For this to be about switching forms of consumption, the beer drinker has to be consuming a decent amount of beer both at home and in the pub.  In Chris Snowdon’s analogy, the beer drinker is having 10 beers a week.  Let’s assume these are 2.3 units, which would be a pint of 4% beer, which is on the low side for lots of people, but then you might only be having 500ml bottles at home, and equally some people might drink some beer marginally below 4%, for example – like Butcombe’s Rare Breed I just linked to.  That would be 23 units a week, just placing you in the ‘increasing risk’ category (according to the old definitions) whether you’re a man or a woman, which means that you would be in the top 26% of drinkers in terms of your consumption.  (I’m basing this analysis on the Sheffield report that underpins the Welsh Government’s decision.)

Sure, that group of ‘increasing’ plus ‘high’ risk drinkers accounts for 65% of the money spent on alcohol, but that sort of illustrates my point: pubs (and the industry more broadly) are relying on a small section not only of the population, but a small section of drinkers.

The analogy simply doesn’t fit how most people think about alcohol.  Like I say, I’m one of that ‘rare breed’, and perhaps that’s more likely amongst people who have a particular interest in the subject of alcohol policy – we’re more likely to think and write about ‘alcohol’ – and so this idea has a tendency to dominate debate.

That’s true whether you’re the Institute of Economic Affairs calling for a flat rate tax on ‘alcohol’, the Scotch Whiskey association claiming that ‘a unit is a unit’, or public health professionals arguing that people should count their units.

But actually, ‘drinking studies’ academics would be quick to point out how varied understandings of different drinks and drinking occasions can be.  Champagne is not the same as Stella Artois or WKD.

And more than that, we know that in public health terms a unit quite definitely does not simply equal a unit.  The drug, set and setting affects the effects.

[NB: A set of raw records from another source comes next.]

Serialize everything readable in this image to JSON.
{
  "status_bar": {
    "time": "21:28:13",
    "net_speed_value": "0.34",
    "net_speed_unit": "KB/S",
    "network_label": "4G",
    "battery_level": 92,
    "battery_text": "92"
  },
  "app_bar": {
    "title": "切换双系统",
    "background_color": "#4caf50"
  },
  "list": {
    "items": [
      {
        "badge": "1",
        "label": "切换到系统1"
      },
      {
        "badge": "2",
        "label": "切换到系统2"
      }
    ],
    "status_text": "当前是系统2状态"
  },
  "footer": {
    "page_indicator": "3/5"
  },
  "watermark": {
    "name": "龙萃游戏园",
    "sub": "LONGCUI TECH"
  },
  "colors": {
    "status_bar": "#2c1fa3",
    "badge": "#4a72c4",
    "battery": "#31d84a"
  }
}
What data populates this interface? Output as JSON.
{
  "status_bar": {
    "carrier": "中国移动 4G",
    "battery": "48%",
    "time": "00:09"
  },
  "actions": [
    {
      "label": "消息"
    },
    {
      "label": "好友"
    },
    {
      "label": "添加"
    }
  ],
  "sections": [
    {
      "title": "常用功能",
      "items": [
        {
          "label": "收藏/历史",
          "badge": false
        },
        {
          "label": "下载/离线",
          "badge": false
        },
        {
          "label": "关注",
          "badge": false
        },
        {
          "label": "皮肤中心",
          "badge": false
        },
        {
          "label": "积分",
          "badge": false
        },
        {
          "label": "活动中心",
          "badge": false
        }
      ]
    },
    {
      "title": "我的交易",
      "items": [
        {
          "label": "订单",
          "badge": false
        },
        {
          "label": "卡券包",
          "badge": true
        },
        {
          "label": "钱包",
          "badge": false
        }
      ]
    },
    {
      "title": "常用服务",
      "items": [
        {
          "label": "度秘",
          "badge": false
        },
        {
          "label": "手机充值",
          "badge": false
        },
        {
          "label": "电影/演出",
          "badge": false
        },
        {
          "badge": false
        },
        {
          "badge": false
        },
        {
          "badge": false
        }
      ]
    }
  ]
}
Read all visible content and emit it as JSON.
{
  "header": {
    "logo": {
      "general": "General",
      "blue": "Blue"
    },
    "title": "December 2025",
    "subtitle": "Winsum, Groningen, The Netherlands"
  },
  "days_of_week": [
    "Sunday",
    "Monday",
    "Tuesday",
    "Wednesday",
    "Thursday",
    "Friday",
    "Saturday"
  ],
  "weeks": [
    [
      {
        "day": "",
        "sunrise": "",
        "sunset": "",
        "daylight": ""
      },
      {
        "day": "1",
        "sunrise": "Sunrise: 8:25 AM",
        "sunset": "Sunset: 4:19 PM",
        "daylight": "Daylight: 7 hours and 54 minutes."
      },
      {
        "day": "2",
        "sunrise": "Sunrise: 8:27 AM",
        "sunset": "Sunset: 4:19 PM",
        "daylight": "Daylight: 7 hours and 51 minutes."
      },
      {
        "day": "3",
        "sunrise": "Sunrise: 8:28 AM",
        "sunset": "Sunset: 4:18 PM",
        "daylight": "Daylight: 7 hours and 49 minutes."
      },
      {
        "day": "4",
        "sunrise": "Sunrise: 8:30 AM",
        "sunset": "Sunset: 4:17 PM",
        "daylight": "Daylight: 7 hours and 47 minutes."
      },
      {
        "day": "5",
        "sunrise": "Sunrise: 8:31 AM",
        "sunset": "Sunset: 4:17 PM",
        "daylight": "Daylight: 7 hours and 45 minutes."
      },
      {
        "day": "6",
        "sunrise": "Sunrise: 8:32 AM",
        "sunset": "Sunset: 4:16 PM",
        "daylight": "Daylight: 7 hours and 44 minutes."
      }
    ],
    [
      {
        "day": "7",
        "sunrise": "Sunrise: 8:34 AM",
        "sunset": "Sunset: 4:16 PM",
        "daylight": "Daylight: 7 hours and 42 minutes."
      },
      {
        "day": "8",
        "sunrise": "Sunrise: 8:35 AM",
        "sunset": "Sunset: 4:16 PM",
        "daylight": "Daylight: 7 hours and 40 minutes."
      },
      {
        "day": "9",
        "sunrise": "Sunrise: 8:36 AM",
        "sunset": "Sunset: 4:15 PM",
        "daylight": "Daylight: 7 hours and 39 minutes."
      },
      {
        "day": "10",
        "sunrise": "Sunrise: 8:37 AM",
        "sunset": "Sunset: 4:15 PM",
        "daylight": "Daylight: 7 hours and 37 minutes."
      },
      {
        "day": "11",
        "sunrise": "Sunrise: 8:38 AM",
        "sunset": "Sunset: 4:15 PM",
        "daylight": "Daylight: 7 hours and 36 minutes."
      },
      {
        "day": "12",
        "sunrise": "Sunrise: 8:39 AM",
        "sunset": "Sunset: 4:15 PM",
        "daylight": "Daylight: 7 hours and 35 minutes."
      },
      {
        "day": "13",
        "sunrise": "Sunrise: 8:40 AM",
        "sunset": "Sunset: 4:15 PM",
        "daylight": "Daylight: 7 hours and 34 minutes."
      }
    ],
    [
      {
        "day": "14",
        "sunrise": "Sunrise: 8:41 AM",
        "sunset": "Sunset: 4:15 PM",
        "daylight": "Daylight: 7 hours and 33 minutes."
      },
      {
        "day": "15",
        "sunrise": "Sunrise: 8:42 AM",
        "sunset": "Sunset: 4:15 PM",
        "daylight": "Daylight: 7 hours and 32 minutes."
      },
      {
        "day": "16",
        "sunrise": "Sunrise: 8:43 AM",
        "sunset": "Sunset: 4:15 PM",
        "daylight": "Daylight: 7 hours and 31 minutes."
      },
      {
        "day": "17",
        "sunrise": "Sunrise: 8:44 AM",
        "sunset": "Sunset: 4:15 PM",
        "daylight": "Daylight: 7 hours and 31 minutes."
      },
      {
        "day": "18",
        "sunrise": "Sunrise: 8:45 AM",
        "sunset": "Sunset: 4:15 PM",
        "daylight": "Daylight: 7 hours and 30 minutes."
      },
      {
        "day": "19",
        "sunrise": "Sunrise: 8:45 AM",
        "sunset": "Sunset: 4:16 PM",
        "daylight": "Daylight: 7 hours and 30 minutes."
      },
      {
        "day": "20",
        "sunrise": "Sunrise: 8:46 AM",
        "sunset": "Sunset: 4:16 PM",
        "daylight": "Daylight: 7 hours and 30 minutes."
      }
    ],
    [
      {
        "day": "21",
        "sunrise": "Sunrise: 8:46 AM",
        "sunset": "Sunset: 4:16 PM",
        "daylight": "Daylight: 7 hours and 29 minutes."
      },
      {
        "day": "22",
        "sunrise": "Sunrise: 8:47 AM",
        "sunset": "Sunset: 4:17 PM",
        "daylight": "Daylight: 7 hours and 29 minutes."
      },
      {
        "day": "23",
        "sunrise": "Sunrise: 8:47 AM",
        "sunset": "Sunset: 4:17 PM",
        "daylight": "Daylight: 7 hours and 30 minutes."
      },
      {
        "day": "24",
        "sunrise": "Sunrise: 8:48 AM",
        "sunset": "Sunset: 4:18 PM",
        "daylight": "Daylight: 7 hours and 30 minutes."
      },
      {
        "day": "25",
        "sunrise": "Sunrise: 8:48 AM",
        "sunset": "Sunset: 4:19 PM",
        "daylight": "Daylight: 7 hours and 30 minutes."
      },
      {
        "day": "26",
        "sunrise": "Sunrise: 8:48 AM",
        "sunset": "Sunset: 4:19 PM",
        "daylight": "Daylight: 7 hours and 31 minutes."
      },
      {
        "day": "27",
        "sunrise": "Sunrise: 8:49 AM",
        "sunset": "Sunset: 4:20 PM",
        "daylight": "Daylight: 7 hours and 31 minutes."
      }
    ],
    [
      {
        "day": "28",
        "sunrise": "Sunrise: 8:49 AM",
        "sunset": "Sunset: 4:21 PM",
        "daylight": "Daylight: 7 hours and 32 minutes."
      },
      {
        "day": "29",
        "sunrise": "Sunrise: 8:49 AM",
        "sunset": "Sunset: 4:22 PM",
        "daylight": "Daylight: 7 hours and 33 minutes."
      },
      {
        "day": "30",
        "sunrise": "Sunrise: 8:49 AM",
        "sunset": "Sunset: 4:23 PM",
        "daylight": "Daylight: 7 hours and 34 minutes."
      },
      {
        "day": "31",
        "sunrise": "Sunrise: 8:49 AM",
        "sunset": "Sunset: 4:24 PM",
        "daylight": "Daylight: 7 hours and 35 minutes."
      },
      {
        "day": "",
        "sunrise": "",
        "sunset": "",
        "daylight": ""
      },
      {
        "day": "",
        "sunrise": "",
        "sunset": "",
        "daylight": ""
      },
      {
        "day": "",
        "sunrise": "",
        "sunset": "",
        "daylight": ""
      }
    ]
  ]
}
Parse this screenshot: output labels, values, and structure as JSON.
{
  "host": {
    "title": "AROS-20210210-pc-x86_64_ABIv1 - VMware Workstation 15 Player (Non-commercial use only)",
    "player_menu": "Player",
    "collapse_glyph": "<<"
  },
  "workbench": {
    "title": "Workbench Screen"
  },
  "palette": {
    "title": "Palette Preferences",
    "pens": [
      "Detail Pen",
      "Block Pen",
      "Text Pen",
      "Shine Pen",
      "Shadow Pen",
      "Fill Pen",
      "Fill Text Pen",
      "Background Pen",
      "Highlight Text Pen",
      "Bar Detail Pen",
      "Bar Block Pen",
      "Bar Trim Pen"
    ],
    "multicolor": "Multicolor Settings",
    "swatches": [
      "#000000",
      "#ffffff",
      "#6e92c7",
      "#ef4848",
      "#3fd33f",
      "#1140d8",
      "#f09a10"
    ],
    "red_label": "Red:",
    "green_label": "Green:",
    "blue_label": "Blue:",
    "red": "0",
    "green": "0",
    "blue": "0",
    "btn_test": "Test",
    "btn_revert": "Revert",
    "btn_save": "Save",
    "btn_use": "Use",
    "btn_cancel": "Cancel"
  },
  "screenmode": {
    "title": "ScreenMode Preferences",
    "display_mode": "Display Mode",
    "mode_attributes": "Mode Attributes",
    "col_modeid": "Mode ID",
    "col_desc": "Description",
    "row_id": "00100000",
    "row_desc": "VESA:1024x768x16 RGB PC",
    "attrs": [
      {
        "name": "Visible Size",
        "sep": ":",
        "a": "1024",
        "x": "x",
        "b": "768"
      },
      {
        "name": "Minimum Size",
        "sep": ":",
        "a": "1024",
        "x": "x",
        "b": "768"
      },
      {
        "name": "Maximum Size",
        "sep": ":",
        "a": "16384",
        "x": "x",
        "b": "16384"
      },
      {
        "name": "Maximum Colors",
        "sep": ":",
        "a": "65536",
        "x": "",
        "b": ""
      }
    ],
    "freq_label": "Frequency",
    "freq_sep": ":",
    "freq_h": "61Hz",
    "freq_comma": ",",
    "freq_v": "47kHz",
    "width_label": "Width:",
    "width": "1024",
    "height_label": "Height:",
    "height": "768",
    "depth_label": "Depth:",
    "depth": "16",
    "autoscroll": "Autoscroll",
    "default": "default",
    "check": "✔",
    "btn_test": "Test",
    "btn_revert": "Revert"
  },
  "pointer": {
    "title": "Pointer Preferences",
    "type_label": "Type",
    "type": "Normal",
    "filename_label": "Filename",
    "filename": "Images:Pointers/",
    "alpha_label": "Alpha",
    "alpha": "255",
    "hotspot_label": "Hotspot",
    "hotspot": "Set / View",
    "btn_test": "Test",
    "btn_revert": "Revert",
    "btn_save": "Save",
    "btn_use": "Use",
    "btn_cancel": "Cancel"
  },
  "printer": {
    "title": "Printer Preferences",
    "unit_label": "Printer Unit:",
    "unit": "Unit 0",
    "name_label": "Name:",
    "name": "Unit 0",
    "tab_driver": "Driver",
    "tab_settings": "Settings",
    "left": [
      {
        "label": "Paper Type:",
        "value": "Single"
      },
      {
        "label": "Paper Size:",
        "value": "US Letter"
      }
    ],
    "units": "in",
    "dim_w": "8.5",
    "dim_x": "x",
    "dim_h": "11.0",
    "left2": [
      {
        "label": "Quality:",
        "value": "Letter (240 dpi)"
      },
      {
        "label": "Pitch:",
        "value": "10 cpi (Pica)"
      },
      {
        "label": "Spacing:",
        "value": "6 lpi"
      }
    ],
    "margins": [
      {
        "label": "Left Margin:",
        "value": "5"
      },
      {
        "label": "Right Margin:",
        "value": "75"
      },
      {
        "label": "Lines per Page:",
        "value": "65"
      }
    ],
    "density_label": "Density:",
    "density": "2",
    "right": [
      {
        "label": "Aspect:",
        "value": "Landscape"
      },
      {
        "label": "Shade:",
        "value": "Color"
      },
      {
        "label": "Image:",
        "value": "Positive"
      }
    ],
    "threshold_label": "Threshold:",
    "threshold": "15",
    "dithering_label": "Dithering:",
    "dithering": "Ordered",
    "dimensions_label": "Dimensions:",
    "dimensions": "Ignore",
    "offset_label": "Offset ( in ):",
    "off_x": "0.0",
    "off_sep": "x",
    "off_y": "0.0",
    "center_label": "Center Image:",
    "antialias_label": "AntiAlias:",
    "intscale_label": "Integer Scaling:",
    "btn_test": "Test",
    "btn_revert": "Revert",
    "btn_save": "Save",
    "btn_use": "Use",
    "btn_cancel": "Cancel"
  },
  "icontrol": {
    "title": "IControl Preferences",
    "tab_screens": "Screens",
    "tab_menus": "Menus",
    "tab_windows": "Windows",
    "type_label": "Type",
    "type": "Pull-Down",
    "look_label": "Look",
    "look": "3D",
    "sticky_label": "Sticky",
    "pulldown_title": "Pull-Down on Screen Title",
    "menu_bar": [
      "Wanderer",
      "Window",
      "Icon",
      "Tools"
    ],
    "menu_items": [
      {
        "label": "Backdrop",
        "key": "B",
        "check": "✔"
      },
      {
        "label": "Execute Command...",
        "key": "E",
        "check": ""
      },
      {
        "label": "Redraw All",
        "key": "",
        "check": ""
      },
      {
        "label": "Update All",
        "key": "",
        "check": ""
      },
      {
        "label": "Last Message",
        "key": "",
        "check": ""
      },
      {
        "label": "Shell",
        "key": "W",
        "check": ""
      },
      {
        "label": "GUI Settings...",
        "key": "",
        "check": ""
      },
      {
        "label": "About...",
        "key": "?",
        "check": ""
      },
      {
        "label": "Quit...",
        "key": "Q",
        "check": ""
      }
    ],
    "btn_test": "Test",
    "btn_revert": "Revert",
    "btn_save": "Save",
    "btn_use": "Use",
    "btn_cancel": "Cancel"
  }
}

Now maybe this idea of alcohol being alcohol and a unit being a unit is seeping into the public imagination, along with the tendency to monitor yourself and count things like ‘steps’ that I mentioned earlier.  But it’s certainly not how all people in all societies have thought of alcohol.  Countries like Germany and Russia have taken a different legal approach to drinks of different alcoholic strengths and I’m yet to see much evidence it’s how most drinkers in the UK think.  Certainly in terms of regulation we tax them quite differently, and licensing has long thought of premises in different ways depending on what sort of thing they sold – a beerhouse was most definitely not a tavern.

Of course, a key challenge here is whether what people say matches what they actually do, and whether MUP as a policy works at a conscious or unconscious level.  But it’s certainly worth considering.  Meat and potatoes both sit in the same analytic – and probably budget – categories of ‘food’, and they’re often purchased in the same place at the same time, or at least in the same trip.  What I wouldn’t feel confident about is whether most people, most drinkers, and even more specifically most regular pub-goers, think of drinks at home and in the pub as being in the same category.  That’s the key question.  Is this an issue of meat and potatoes or meat and washing powder?  Or even meat and Netflix?

1 comment:

  1. The key question is will this save any lives, and how.

    Not who drinks where, but how in Scotland 500 lives (or whatever the number plucked from the air is)are going to be saved. These are presumably determined alcohol abusers who would rather have their next drink than anything else in life. The rest of us don't come into Scotland's drink problem. The number of units per week doesn't come into it either.

    Whose life will it save, how, and how will we know? What measurements will be made to illustrate success? (I don't trust Sheffield to tell me, they are standing too close to the problem, they have too much reputation riding on it.)